Francesca finds solace in Borgia’s son, but this too causes her guilt and angst. In addition to protecting Pope Alexander, Francesca is also attempting to avenge her father’s death. When she finds herself in the possession of knowledge that could lead to the Borgia family’s downfall, she must decide how to deal with it, protecting her employers and lover, while seeking vengeance for her father and still being able to live with herself.
The plot of the book is often disrupted by awkward sentences and repetitive narrative. As the author tries to recreate the feel and dialogue of the fifteenth-century, it often doesn’t work. Francesca is an intriguing young woman, and her position as poisoner to such an important family is interesting and offers many opportunities for anguish on Francesca’s part.

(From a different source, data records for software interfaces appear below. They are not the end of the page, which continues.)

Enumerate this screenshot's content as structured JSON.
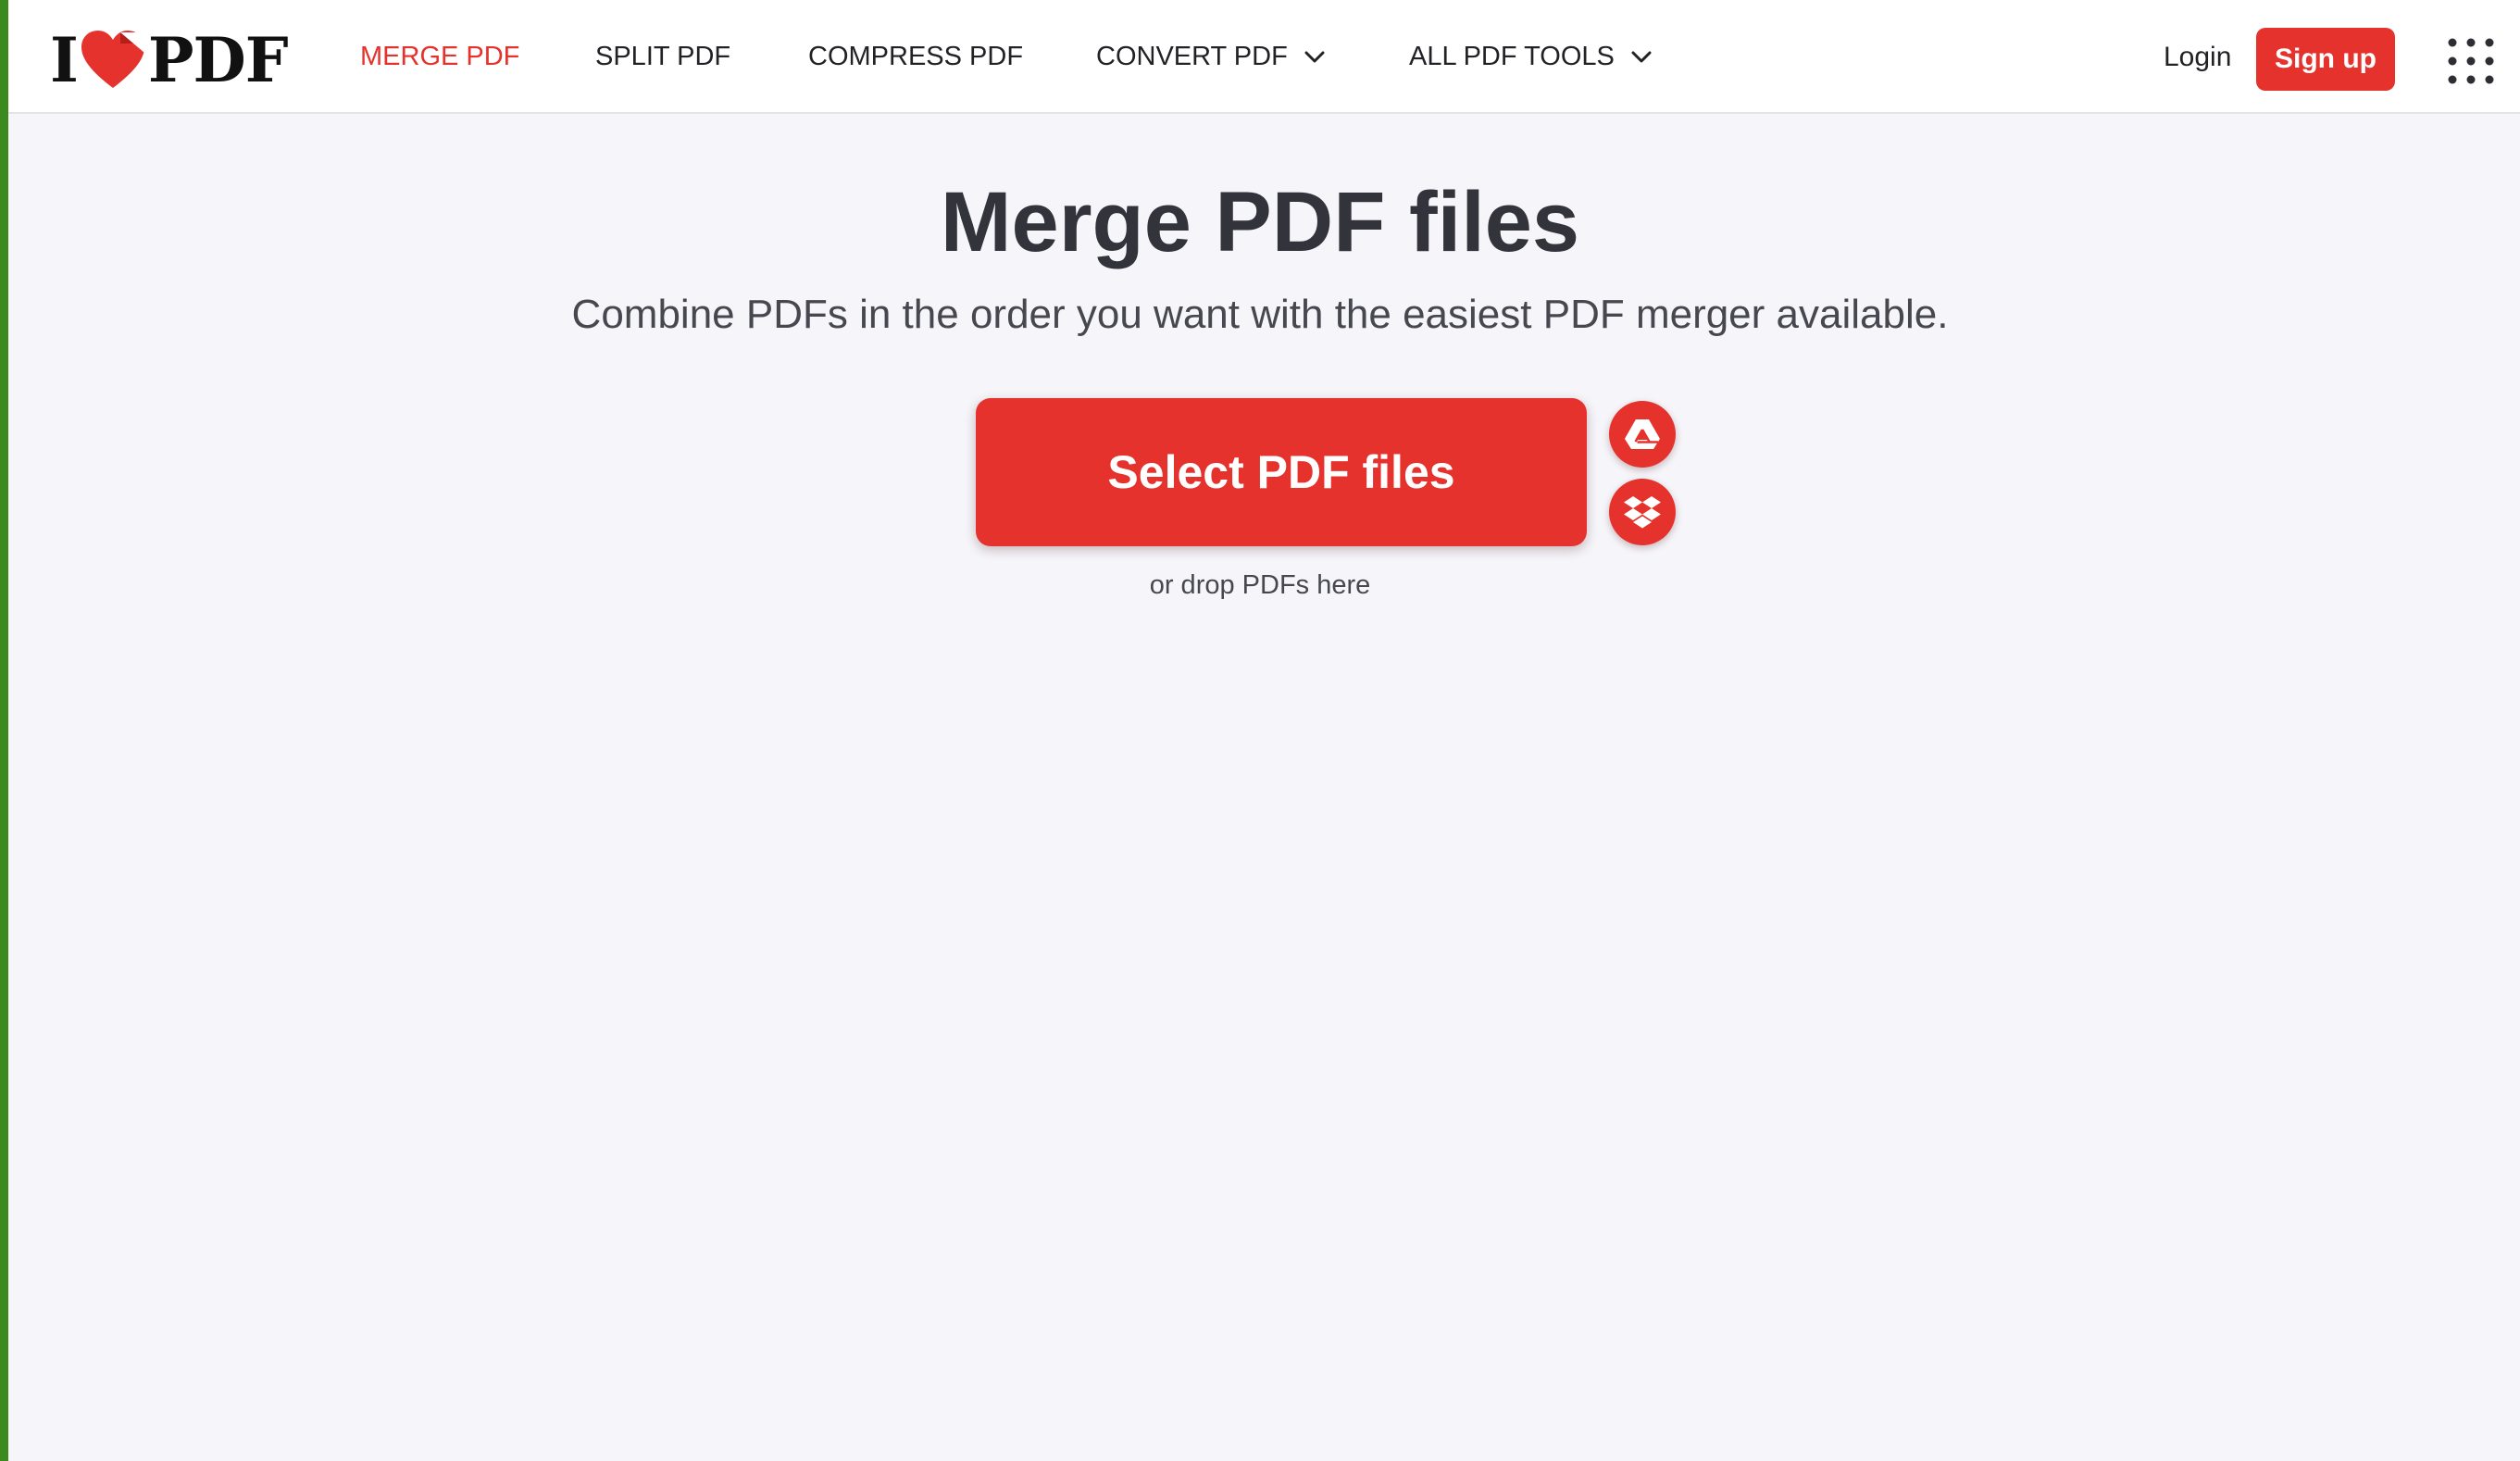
{
  "header": {
    "logo": {
      "left_text": "I",
      "right_text": "PDF",
      "icon": "heart-icon"
    },
    "nav": [
      {
        "label": "MERGE PDF",
        "active": true
      },
      {
        "label": "SPLIT PDF",
        "active": false
      },
      {
        "label": "COMPRESS PDF",
        "active": false
      },
      {
        "label": "CONVERT PDF",
        "active": false,
        "dropdown": true
      },
      {
        "label": "ALL PDF TOOLS",
        "active": false,
        "dropdown": true
      }
    ],
    "login_label": "Login",
    "signup_label": "Sign up",
    "apps_icon": "apps-grid-icon"
  },
  "main": {
    "title": "Merge PDF files",
    "subtitle": "Combine PDFs in the order you want with the easiest PDF merger available.",
    "select_button_label": "Select PDF files",
    "cloud_sources": [
      "google-drive-icon",
      "dropbox-icon"
    ],
    "drop_hint": "or drop PDFs here"
  },
  "colors": {
    "brand_red": "#e5322d",
    "background": "#f5f5fa",
    "header_bg": "#ffffff",
    "text_dark": "#33333b"
  }
}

While many of her activities in this book are motivated by events in the previous novel, Poison, enough exposition is provided that readers needn’t have read it to understand what is happening Francesca struggles with many demons, some with the more recent death of her father, others from even before, making her a complex character. A glass blower named Rocco looking for a mother for his son may make a more suitable companion for Francesca but her life wouldn’t be nearly as interesting.
--Jennifer Monahan Winberry